[Data about app and page elements]
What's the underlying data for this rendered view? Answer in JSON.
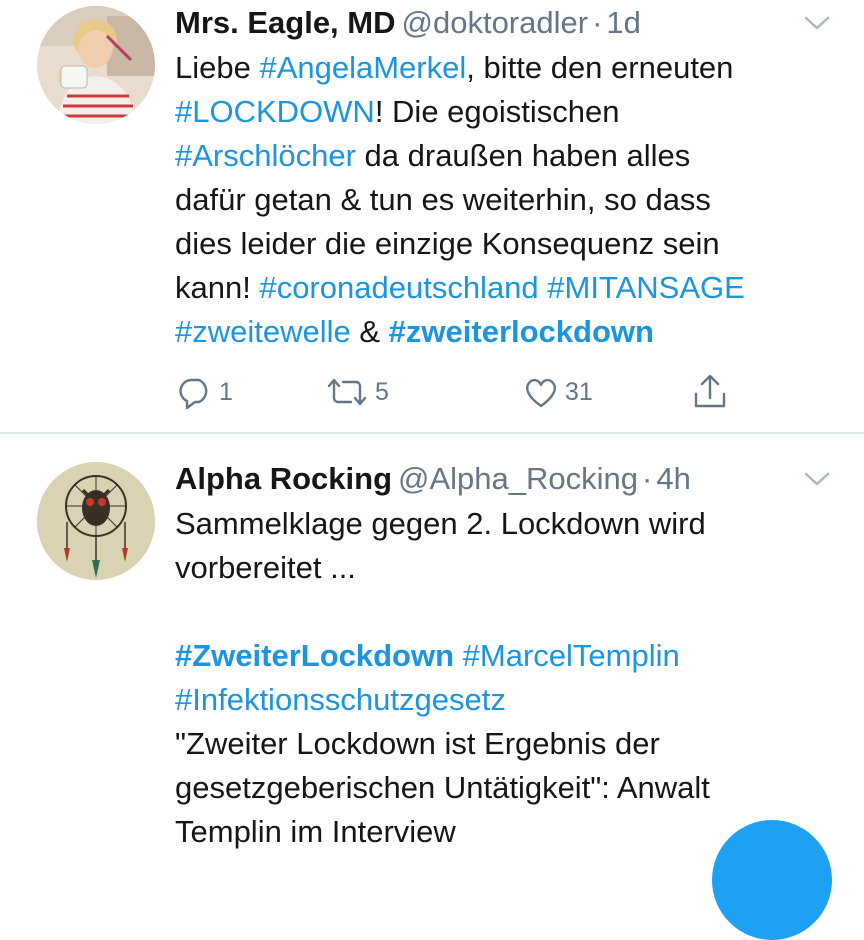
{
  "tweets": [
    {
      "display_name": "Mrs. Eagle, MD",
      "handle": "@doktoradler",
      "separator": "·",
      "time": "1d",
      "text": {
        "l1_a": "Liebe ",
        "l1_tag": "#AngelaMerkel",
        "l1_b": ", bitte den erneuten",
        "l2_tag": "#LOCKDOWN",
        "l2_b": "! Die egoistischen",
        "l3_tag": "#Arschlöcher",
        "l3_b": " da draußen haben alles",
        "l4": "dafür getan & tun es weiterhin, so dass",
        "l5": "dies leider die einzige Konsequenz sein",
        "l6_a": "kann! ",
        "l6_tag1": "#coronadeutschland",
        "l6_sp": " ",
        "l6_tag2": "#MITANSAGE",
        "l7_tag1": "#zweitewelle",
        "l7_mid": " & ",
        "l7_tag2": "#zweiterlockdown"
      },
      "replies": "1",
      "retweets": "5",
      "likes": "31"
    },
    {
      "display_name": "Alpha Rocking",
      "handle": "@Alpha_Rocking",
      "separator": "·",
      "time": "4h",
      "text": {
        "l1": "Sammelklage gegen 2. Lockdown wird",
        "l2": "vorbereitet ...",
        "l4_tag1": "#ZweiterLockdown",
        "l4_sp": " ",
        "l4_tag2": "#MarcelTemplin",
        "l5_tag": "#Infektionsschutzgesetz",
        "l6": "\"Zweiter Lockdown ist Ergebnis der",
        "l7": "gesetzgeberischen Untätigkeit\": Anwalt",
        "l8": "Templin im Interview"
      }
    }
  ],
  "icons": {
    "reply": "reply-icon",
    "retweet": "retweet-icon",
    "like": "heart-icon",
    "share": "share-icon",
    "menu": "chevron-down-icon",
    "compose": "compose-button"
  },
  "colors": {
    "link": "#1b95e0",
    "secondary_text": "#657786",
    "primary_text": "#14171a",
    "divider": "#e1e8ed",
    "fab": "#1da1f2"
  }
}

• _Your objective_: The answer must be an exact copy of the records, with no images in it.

• _Result_:
What's the underlying data for this rendered view? Answer in JSON.
{
  "tweets": [
    {
      "display_name": "Mrs. Eagle, MD",
      "handle": "@doktoradler",
      "separator": "·",
      "time": "1d",
      "text": {
        "l1_a": "Liebe ",
        "l1_tag": "#AngelaMerkel",
        "l1_b": ", bitte den erneuten",
        "l2_tag": "#LOCKDOWN",
        "l2_b": "! Die egoistischen",
        "l3_tag": "#Arschlöcher",
        "l3_b": " da draußen haben alles",
        "l4": "dafür getan & tun es weiterhin, so dass",
        "l5": "dies leider die einzige Konsequenz sein",
        "l6_a": "kann! ",
        "l6_tag1": "#coronadeutschland",
        "l6_sp": " ",
        "l6_tag2": "#MITANSAGE",
        "l7_tag1": "#zweitewelle",
        "l7_mid": " & ",
        "l7_tag2": "#zweiterlockdown"
      },
      "replies": "1",
      "retweets": "5",
      "likes": "31"
    },
    {
      "display_name": "Alpha Rocking",
      "handle": "@Alpha_Rocking",
      "separator": "·",
      "time": "4h",
      "text": {
        "l1": "Sammelklage gegen 2. Lockdown wird",
        "l2": "vorbereitet ...",
        "l4_tag1": "#ZweiterLockdown",
        "l4_sp": " ",
        "l4_tag2": "#MarcelTemplin",
        "l5_tag": "#Infektionsschutzgesetz",
        "l6": "\"Zweiter Lockdown ist Ergebnis der",
        "l7": "gesetzgeberischen Untätigkeit\": Anwalt",
        "l8": "Templin im Interview"
      }
    }
  ],
  "icons": {
    "reply": "reply-icon",
    "retweet": "retweet-icon",
    "like": "heart-icon",
    "share": "share-icon",
    "menu": "chevron-down-icon",
    "compose": "compose-button"
  },
  "colors": {
    "link": "#1b95e0",
    "secondary_text": "#657786",
    "primary_text": "#14171a",
    "divider": "#e1e8ed",
    "fab": "#1da1f2"
  }
}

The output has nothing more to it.